◆ **DIRECTIONS FOR THIS TASK**
Print each record exactly as it appears, but drop the images.

· · · ·

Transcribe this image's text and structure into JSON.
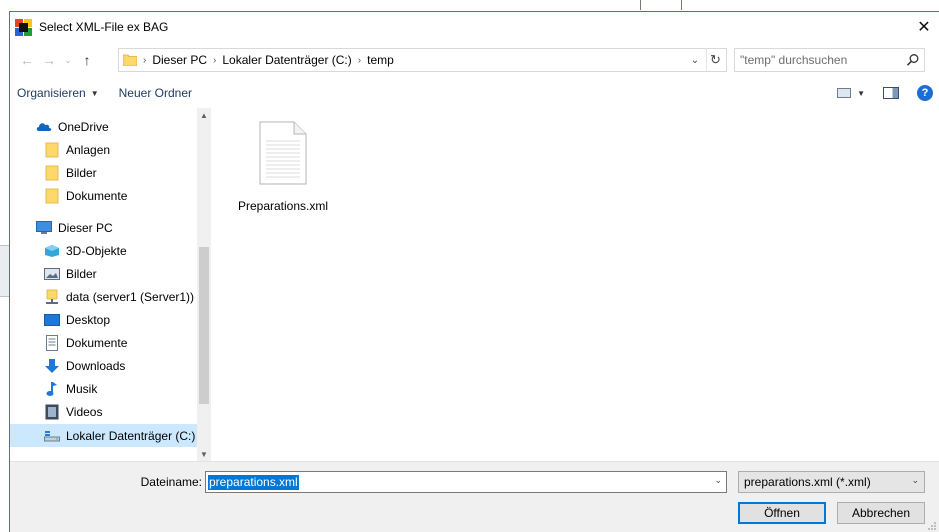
{
  "dialog": {
    "title": "Select XML-File ex BAG",
    "close_symbol": "✕"
  },
  "nav": {
    "back_symbol": "←",
    "forward_symbol": "→",
    "recent_symbol": "⌄",
    "up_symbol": "↑",
    "breadcrumbs": [
      "Dieser PC",
      "Lokaler Datenträger (C:)",
      "temp"
    ],
    "crumb_sep": "›",
    "dropdown_symbol": "⌄",
    "refresh_symbol": "↻",
    "search_placeholder": "\"temp\" durchsuchen"
  },
  "toolbar": {
    "organize_label": "Organisieren",
    "organize_caret": "▼",
    "new_folder_label": "Neuer Ordner",
    "view_caret": "▼",
    "help_symbol": "?"
  },
  "sidebar": {
    "items": [
      {
        "label": "OneDrive",
        "icon": "onedrive-icon"
      },
      {
        "label": "Anlagen",
        "icon": "folder-icon"
      },
      {
        "label": "Bilder",
        "icon": "folder-icon"
      },
      {
        "label": "Dokumente",
        "icon": "folder-icon"
      },
      {
        "label": "Dieser PC",
        "icon": "pc-icon"
      },
      {
        "label": "3D-Objekte",
        "icon": "3d-objects-icon"
      },
      {
        "label": "Bilder",
        "icon": "pictures-icon"
      },
      {
        "label": "data (server1 (Server1))",
        "icon": "network-drive-icon"
      },
      {
        "label": "Desktop",
        "icon": "desktop-icon"
      },
      {
        "label": "Dokumente",
        "icon": "documents-icon"
      },
      {
        "label": "Downloads",
        "icon": "downloads-icon"
      },
      {
        "label": "Musik",
        "icon": "music-icon"
      },
      {
        "label": "Videos",
        "icon": "videos-icon"
      },
      {
        "label": "Lokaler Datenträger (C:)",
        "icon": "local-disk-icon",
        "selected": true
      }
    ],
    "scroll_up_symbol": "▲",
    "scroll_down_symbol": "▼"
  },
  "content": {
    "files": [
      {
        "name": "Preparations.xml",
        "icon": "xml-file-icon"
      }
    ]
  },
  "bottom": {
    "filename_label": "Dateiname:",
    "filename_value": "preparations.xml",
    "filename_dropdown": "⌄",
    "filter_value": "preparations.xml (*.xml)",
    "filter_dropdown": "⌄",
    "open_label": "Öffnen",
    "cancel_label": "Abbrechen"
  },
  "colors": {
    "accent": "#0078d7",
    "selection": "#cce8ff",
    "folder": "#ffd86b",
    "border": "#2b79d0"
  }
}
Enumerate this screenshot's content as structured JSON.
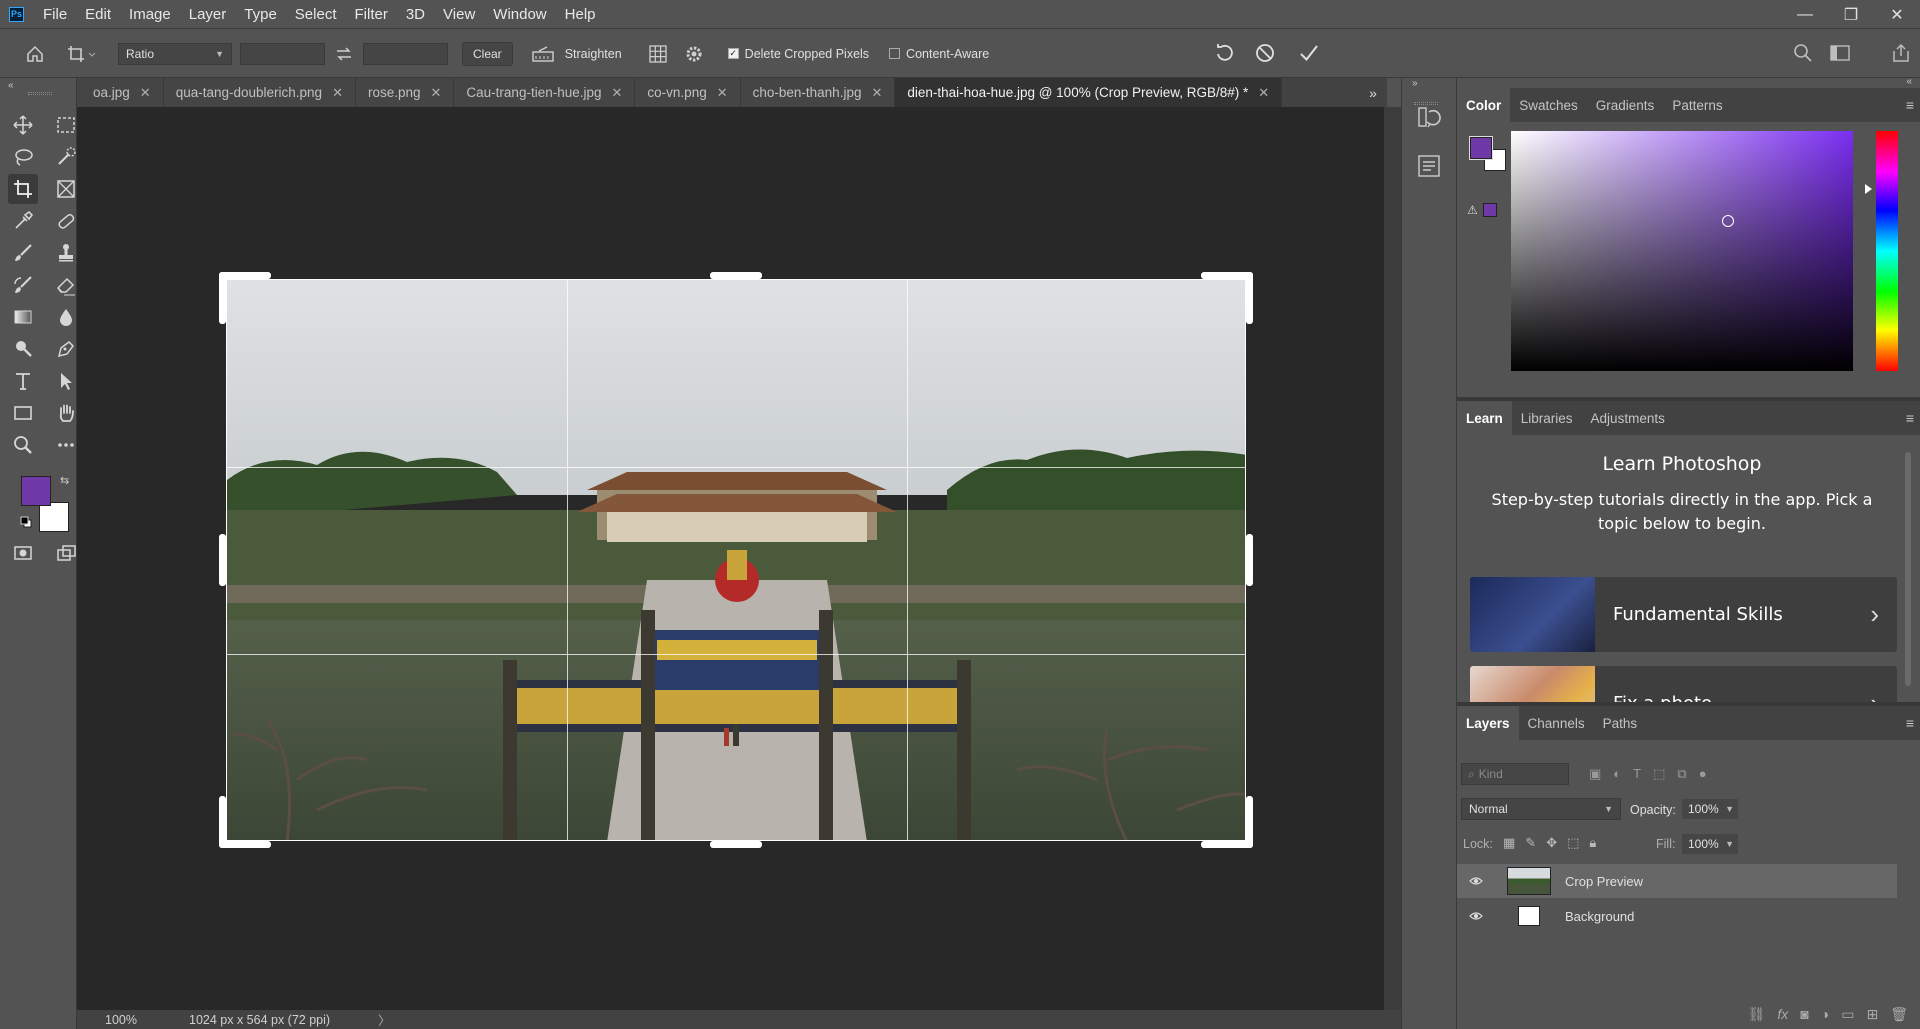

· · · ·

◆ **FINAL ANSWER**
Transcribe this image's text and structure into JSON.
{
  "dialog": {
    "title": "Select XML-File ex BAG",
    "close_symbol": "✕"
  },
  "nav": {
    "back_symbol": "←",
    "forward_symbol": "→",
    "recent_symbol": "⌄",
    "up_symbol": "↑",
    "breadcrumbs": [
      "Dieser PC",
      "Lokaler Datenträger (C:)",
      "temp"
    ],
    "crumb_sep": "›",
    "dropdown_symbol": "⌄",
    "refresh_symbol": "↻",
    "search_placeholder": "\"temp\" durchsuchen"
  },
  "toolbar": {
    "organize_label": "Organisieren",
    "organize_caret": "▼",
    "new_folder_label": "Neuer Ordner",
    "view_caret": "▼",
    "help_symbol": "?"
  },
  "sidebar": {
    "items": [
      {
        "label": "OneDrive",
        "icon": "onedrive-icon"
      },
      {
        "label": "Anlagen",
        "icon": "folder-icon"
      },
      {
        "label": "Bilder",
        "icon": "folder-icon"
      },
      {
        "label": "Dokumente",
        "icon": "folder-icon"
      },
      {
        "label": "Dieser PC",
        "icon": "pc-icon"
      },
      {
        "label": "3D-Objekte",
        "icon": "3d-objects-icon"
      },
      {
        "label": "Bilder",
        "icon": "pictures-icon"
      },
      {
        "label": "data (server1 (Server1))",
        "icon": "network-drive-icon"
      },
      {
        "label": "Desktop",
        "icon": "desktop-icon"
      },
      {
        "label": "Dokumente",
        "icon": "documents-icon"
      },
      {
        "label": "Downloads",
        "icon": "downloads-icon"
      },
      {
        "label": "Musik",
        "icon": "music-icon"
      },
      {
        "label": "Videos",
        "icon": "videos-icon"
      },
      {
        "label": "Lokaler Datenträger (C:)",
        "icon": "local-disk-icon",
        "selected": true
      }
    ],
    "scroll_up_symbol": "▲",
    "scroll_down_symbol": "▼"
  },
  "content": {
    "files": [
      {
        "name": "Preparations.xml",
        "icon": "xml-file-icon"
      }
    ]
  },
  "bottom": {
    "filename_label": "Dateiname:",
    "filename_value": "preparations.xml",
    "filename_dropdown": "⌄",
    "filter_value": "preparations.xml (*.xml)",
    "filter_dropdown": "⌄",
    "open_label": "Öffnen",
    "cancel_label": "Abbrechen"
  },
  "colors": {
    "accent": "#0078d7",
    "selection": "#cce8ff",
    "folder": "#ffd86b",
    "border": "#2b79d0"
  }
}
Enumerate this screenshot's content as structured JSON.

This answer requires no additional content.